#### [About this exercise]
In the records that follow, find each line containing "hours" and copy it.

+ + + +

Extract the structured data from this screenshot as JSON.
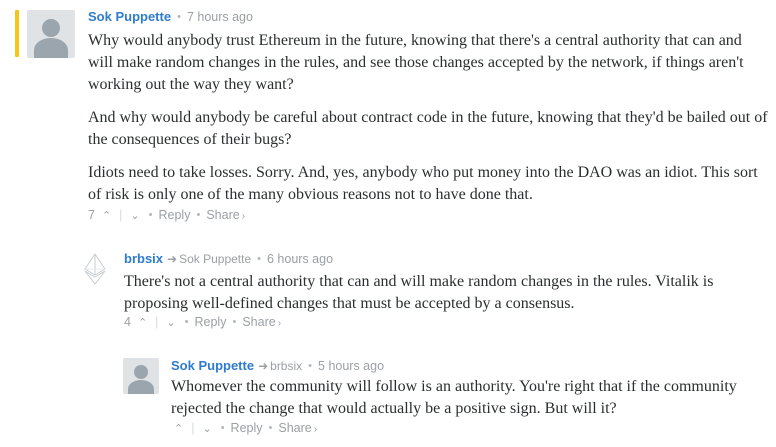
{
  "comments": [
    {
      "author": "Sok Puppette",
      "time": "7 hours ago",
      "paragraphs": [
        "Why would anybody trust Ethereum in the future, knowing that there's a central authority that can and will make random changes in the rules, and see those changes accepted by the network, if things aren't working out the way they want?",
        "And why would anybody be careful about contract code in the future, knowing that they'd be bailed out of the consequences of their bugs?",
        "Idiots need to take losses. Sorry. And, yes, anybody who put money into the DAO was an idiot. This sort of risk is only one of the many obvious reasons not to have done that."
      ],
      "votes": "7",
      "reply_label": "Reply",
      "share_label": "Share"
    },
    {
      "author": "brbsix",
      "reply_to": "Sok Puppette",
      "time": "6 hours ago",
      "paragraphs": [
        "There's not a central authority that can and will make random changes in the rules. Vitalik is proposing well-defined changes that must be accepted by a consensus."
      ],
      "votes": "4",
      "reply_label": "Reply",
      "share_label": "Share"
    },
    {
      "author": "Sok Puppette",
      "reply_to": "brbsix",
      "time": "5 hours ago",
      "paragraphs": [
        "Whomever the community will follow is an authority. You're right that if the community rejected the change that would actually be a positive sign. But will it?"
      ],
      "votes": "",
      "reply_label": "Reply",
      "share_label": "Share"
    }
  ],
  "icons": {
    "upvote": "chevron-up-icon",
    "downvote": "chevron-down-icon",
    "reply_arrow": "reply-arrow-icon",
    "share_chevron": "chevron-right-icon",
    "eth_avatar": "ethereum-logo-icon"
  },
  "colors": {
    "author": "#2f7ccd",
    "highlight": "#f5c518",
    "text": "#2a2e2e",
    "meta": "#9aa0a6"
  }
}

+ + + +

#### [Task result]
      "time": "7 hours ago",
      "time": "6 hours ago",
      "time": "5 hours ago",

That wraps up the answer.